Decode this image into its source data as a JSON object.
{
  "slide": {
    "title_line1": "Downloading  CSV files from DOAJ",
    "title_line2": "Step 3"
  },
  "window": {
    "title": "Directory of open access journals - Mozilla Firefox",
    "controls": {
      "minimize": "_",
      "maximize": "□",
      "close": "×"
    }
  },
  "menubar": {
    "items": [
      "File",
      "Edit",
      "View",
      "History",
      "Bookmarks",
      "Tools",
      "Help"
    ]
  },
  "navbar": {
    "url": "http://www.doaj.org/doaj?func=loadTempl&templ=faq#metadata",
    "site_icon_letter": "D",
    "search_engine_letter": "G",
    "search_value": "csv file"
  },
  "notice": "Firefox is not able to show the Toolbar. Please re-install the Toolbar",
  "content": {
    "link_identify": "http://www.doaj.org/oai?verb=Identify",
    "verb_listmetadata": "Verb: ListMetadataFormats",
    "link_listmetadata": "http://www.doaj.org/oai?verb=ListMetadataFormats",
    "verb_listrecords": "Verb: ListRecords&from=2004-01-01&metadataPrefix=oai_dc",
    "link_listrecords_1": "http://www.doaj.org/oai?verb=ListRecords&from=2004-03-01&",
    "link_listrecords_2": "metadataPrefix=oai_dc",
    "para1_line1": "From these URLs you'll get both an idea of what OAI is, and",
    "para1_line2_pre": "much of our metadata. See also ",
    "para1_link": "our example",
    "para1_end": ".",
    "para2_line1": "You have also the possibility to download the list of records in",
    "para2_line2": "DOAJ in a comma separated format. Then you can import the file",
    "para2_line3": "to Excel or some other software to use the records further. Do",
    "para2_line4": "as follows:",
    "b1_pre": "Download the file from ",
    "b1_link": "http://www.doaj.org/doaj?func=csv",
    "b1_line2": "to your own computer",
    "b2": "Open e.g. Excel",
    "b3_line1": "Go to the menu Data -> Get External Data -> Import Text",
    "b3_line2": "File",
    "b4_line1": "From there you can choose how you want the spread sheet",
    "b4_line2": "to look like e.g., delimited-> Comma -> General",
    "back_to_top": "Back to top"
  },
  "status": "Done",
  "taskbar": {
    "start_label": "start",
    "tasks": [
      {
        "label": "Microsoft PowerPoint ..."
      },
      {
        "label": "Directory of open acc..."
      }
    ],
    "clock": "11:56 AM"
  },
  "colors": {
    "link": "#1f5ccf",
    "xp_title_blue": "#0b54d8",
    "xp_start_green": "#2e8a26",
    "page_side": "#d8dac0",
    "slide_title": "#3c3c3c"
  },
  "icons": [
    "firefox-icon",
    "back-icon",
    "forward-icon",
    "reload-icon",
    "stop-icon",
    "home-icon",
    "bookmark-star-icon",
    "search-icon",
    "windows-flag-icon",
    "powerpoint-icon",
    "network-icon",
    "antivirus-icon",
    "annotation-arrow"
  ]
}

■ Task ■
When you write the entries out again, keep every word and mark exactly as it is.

■ Answer space ■
Decode this image into its source data as a JSON object.
{
  "slide": {
    "title_line1": "Downloading  CSV files from DOAJ",
    "title_line2": "Step 3"
  },
  "window": {
    "title": "Directory of open access journals - Mozilla Firefox",
    "controls": {
      "minimize": "_",
      "maximize": "□",
      "close": "×"
    }
  },
  "menubar": {
    "items": [
      "File",
      "Edit",
      "View",
      "History",
      "Bookmarks",
      "Tools",
      "Help"
    ]
  },
  "navbar": {
    "url": "http://www.doaj.org/doaj?func=loadTempl&templ=faq#metadata",
    "site_icon_letter": "D",
    "search_engine_letter": "G",
    "search_value": "csv file"
  },
  "notice": "Firefox is not able to show the Toolbar. Please re-install the Toolbar",
  "content": {
    "link_identify": "http://www.doaj.org/oai?verb=Identify",
    "verb_listmetadata": "Verb: ListMetadataFormats",
    "link_listmetadata": "http://www.doaj.org/oai?verb=ListMetadataFormats",
    "verb_listrecords": "Verb: ListRecords&from=2004-01-01&metadataPrefix=oai_dc",
    "link_listrecords_1": "http://www.doaj.org/oai?verb=ListRecords&from=2004-03-01&",
    "link_listrecords_2": "metadataPrefix=oai_dc",
    "para1_line1": "From these URLs you'll get both an idea of what OAI is, and",
    "para1_line2_pre": "much of our metadata. See also ",
    "para1_link": "our example",
    "para1_end": ".",
    "para2_line1": "You have also the possibility to download the list of records in",
    "para2_line2": "DOAJ in a comma separated format. Then you can import the file",
    "para2_line3": "to Excel or some other software to use the records further. Do",
    "para2_line4": "as follows:",
    "b1_pre": "Download the file from ",
    "b1_link": "http://www.doaj.org/doaj?func=csv",
    "b1_line2": "to your own computer",
    "b2": "Open e.g. Excel",
    "b3_line1": "Go to the menu Data -> Get External Data -> Import Text",
    "b3_line2": "File",
    "b4_line1": "From there you can choose how you want the spread sheet",
    "b4_line2": "to look like e.g., delimited-> Comma -> General",
    "back_to_top": "Back to top"
  },
  "status": "Done",
  "taskbar": {
    "start_label": "start",
    "tasks": [
      {
        "label": "Microsoft PowerPoint ..."
      },
      {
        "label": "Directory of open acc..."
      }
    ],
    "clock": "11:56 AM"
  },
  "colors": {
    "link": "#1f5ccf",
    "xp_title_blue": "#0b54d8",
    "xp_start_green": "#2e8a26",
    "page_side": "#d8dac0",
    "slide_title": "#3c3c3c"
  },
  "icons": [
    "firefox-icon",
    "back-icon",
    "forward-icon",
    "reload-icon",
    "stop-icon",
    "home-icon",
    "bookmark-star-icon",
    "search-icon",
    "windows-flag-icon",
    "powerpoint-icon",
    "network-icon",
    "antivirus-icon",
    "annotation-arrow"
  ]
}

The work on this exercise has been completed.